China's Eastern Theatre Command said it tracked the ship and denounced the United States for "endangering the peace and stability of the Taiwan Strait".

Taiwan Foreign Minister Joseph Wu attends a news conference for foreign journalists in Taipei on Wednesday.   © Reuters

Speaking earlier in the day, Taiwan Foreign Minister Joseph Wu said the United States was concerned about the risk of conflict.

"From my limited understanding of American decision makers watching developments in this region, they clearly see the danger of the possibility of China launching an attack against Taiwan," he told reporters at his ministry.

"We are willing to defend ourselves without any questions and we will fight the war if we need to fight the war. And if we need to defend ourselves to the very last day we will defend ourselves to the very last day."

China's Taiwan Affairs Office and the U.S. State Department did not respond to requests for comment on Wu's remarks. China has said its activities around Taiwan are aimed at protecting China's sovereignty. The United States has expressed concern about China's movements, and said its commitment to Taiwan is "rock solid".

Neither Taiwan nor China has said precisely where the Chinese carrier group is, or whether it is heading towards the disputed South China Sea, where a U.S. carrier group is currently operating.

Speaking in parliament, Taiwan's Deputy Defense Minister Chang Che-ping said the Chinese carrier's movements were being closely followed, and described its drills as routine.

A person familiar with Taiwan's security planning told Reuters the carrier group is still "near the Japanese islands", declining to disclose the exact location. Japan had said on Sunday that the Chinese carrier group had entered the Pacific after sailing through the Miyako Strait, through Japan's southern Ryukyu island chain northeast of Taiwan.

Washington, Taiwan's most important international backer and arms supplier, has been pushing Taipei to modernize its military so it can become a "porcupine", hard for China to attack.

Wu said Taiwan was determined to improve its military capabilities and spend more on defense.

"The defense of Taiwan is our responsibility. We will try every way we can to improve our defense capability."

Taiwan's Defense Ministry said it will run eight days of computer-aided war games this month, simulating a Chinese attack. A second phase of exercises, including live-fire drills and anti-landing drills, will take place in July, when hospitals would also practice handling mass casualties.

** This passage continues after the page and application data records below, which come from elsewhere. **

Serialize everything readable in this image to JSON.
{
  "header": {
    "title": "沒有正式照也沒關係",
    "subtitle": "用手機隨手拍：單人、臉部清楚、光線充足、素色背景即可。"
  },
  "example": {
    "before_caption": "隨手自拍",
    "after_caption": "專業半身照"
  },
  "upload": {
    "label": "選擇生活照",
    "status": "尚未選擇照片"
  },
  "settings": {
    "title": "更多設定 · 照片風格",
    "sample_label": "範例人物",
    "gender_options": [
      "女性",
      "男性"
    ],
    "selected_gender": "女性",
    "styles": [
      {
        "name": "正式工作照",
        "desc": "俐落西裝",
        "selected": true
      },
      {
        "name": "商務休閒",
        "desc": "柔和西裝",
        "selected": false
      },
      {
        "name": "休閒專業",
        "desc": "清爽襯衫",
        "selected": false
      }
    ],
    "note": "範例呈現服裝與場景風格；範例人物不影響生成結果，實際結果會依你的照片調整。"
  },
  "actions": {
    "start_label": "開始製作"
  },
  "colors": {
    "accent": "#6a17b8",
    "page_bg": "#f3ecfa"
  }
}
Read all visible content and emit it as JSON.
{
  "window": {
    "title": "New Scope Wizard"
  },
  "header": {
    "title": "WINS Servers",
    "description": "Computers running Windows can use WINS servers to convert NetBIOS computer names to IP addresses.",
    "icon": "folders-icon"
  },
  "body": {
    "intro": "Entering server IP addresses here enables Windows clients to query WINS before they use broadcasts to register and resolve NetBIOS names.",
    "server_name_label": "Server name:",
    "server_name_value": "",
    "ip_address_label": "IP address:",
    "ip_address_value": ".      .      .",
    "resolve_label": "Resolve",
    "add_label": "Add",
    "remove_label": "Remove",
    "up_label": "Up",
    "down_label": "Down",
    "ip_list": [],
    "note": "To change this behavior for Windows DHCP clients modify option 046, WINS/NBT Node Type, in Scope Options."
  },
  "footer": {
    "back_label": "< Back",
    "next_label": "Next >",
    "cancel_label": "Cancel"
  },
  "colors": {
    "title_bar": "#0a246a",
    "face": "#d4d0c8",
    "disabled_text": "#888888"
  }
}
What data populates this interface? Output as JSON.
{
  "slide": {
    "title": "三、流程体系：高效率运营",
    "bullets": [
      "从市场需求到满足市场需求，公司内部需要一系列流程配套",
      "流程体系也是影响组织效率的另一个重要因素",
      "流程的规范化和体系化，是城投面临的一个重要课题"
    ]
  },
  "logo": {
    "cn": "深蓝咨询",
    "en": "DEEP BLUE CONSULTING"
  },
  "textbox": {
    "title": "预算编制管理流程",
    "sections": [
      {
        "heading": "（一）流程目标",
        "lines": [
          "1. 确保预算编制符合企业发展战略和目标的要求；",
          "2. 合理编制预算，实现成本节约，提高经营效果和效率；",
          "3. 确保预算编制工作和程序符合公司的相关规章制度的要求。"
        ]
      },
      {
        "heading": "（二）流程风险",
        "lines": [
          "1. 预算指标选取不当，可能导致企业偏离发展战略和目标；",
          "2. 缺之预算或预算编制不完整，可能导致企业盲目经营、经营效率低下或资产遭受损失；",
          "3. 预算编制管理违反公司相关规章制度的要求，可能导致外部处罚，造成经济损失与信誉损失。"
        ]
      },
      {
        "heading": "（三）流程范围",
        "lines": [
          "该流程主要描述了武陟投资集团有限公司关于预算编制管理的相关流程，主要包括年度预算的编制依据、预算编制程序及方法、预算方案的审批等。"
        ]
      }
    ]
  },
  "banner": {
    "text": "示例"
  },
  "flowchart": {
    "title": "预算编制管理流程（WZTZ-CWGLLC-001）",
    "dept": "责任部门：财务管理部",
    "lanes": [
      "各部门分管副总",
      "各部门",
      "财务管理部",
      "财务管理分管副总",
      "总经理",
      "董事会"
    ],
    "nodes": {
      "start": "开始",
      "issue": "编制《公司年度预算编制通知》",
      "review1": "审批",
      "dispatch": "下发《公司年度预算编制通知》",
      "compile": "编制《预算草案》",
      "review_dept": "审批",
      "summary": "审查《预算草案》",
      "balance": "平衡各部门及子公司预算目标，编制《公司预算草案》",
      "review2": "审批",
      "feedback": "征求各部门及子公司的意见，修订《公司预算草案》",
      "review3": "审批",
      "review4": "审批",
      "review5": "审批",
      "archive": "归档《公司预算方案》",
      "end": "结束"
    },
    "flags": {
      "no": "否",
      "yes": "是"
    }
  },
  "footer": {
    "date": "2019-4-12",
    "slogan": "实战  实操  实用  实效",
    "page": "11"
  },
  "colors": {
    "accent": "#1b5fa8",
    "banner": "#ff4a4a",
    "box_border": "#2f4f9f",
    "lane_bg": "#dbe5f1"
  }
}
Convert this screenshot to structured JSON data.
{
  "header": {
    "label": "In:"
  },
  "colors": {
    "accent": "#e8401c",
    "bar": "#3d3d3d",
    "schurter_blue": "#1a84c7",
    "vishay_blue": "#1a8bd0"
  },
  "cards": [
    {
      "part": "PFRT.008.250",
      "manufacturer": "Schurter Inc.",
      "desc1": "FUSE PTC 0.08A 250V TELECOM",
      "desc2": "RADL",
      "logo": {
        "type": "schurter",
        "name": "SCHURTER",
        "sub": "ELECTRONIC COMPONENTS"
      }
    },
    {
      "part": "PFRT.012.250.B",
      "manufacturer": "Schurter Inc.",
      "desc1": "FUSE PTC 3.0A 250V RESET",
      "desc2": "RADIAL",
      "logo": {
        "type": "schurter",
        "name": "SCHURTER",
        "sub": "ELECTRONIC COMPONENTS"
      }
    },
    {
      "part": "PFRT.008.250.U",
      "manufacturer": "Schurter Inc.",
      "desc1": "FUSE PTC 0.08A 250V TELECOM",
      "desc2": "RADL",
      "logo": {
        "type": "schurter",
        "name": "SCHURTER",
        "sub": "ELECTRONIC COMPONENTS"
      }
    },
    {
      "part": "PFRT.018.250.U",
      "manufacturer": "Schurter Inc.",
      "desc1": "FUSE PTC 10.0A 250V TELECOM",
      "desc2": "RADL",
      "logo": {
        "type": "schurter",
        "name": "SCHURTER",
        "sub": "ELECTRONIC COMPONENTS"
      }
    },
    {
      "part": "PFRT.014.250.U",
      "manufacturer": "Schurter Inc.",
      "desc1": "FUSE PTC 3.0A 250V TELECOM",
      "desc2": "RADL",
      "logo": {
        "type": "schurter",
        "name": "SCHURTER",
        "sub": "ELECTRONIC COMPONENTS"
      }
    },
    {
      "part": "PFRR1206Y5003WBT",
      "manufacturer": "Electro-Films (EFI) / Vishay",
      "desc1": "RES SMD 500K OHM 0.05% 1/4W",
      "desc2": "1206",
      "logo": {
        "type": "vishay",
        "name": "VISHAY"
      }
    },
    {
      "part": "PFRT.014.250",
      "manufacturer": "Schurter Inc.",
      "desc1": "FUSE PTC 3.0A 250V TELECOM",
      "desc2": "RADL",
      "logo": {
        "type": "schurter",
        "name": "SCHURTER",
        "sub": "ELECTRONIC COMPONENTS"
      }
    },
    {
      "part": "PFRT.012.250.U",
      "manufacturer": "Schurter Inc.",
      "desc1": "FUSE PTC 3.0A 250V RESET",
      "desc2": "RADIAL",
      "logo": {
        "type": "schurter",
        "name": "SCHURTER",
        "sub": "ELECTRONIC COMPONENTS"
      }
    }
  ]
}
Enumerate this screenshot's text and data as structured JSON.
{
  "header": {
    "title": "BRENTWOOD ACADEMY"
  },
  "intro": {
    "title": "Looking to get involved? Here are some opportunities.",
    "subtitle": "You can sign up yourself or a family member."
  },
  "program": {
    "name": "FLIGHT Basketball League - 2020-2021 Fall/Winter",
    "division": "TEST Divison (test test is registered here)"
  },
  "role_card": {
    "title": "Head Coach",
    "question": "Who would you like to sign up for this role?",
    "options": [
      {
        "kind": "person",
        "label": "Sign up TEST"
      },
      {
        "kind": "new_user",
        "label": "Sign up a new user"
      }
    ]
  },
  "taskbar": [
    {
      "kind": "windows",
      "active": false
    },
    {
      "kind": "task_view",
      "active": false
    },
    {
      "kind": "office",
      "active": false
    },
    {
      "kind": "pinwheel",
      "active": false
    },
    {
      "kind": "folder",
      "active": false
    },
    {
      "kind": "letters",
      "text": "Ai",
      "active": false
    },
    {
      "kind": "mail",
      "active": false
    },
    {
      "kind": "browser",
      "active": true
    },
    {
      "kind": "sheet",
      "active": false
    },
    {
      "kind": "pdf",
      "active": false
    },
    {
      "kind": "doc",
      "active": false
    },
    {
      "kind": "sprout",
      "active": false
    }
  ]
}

"The drills are designed based on the toughest enemy threats, simulating all possible scenarios on an enemy invasion on Taiwan," Major General Liu Yu-Ping told reporters.

Asked if Washington's de facto embassy, the American Institute in Taiwan, would send representatives to the drills, Liu said such a plan was "discussed" but "will not be implemented", citing military sensitivity.

Sponsored Content

About Sponsored Content This content was commissioned by Nikkei's Global Business Bureau.

You have {{numberArticlesLeft}} free article{{numberArticlesLeft-plural}} left this monthThis is your last free article this month

Stay ahead with our exclusives on Asia;
the most dynamic market in the world.

Stay ahead with our exclusives on Asia

Get trusted insights from experts within Asia itself.

Get trusted insights from experts
within Asia itself.

Try 1 month for $0.99

You have {{numberArticlesLeft}} free article{{numberArticlesLeft-plural}} left this month

This is your last free article this month

Stay ahead with our exclusives on Asia; the most
dynamic market in the world
.

Get trusted insights from experts
within Asia itself.

Try 3 months for $9

Offer ends January 31st

Your trial period has expired

You need a subscription to...

  • Read all stories with unlimited access
  • Use our mobile and tablet apps
See all offers and subscribe

Your full access to Nikkei Asia has expired

You need a subscription to:

  • Read all stories with unlimited access
  • Use our mobile and tablet apps
See all offers
NAR on print phone, device, and tablet media

Nikkei Asian Review, now known as Nikkei Asia, will be the voice of the Asian Century.

Celebrate our next chapter
Free access for everyone - Sep. 30

Find out more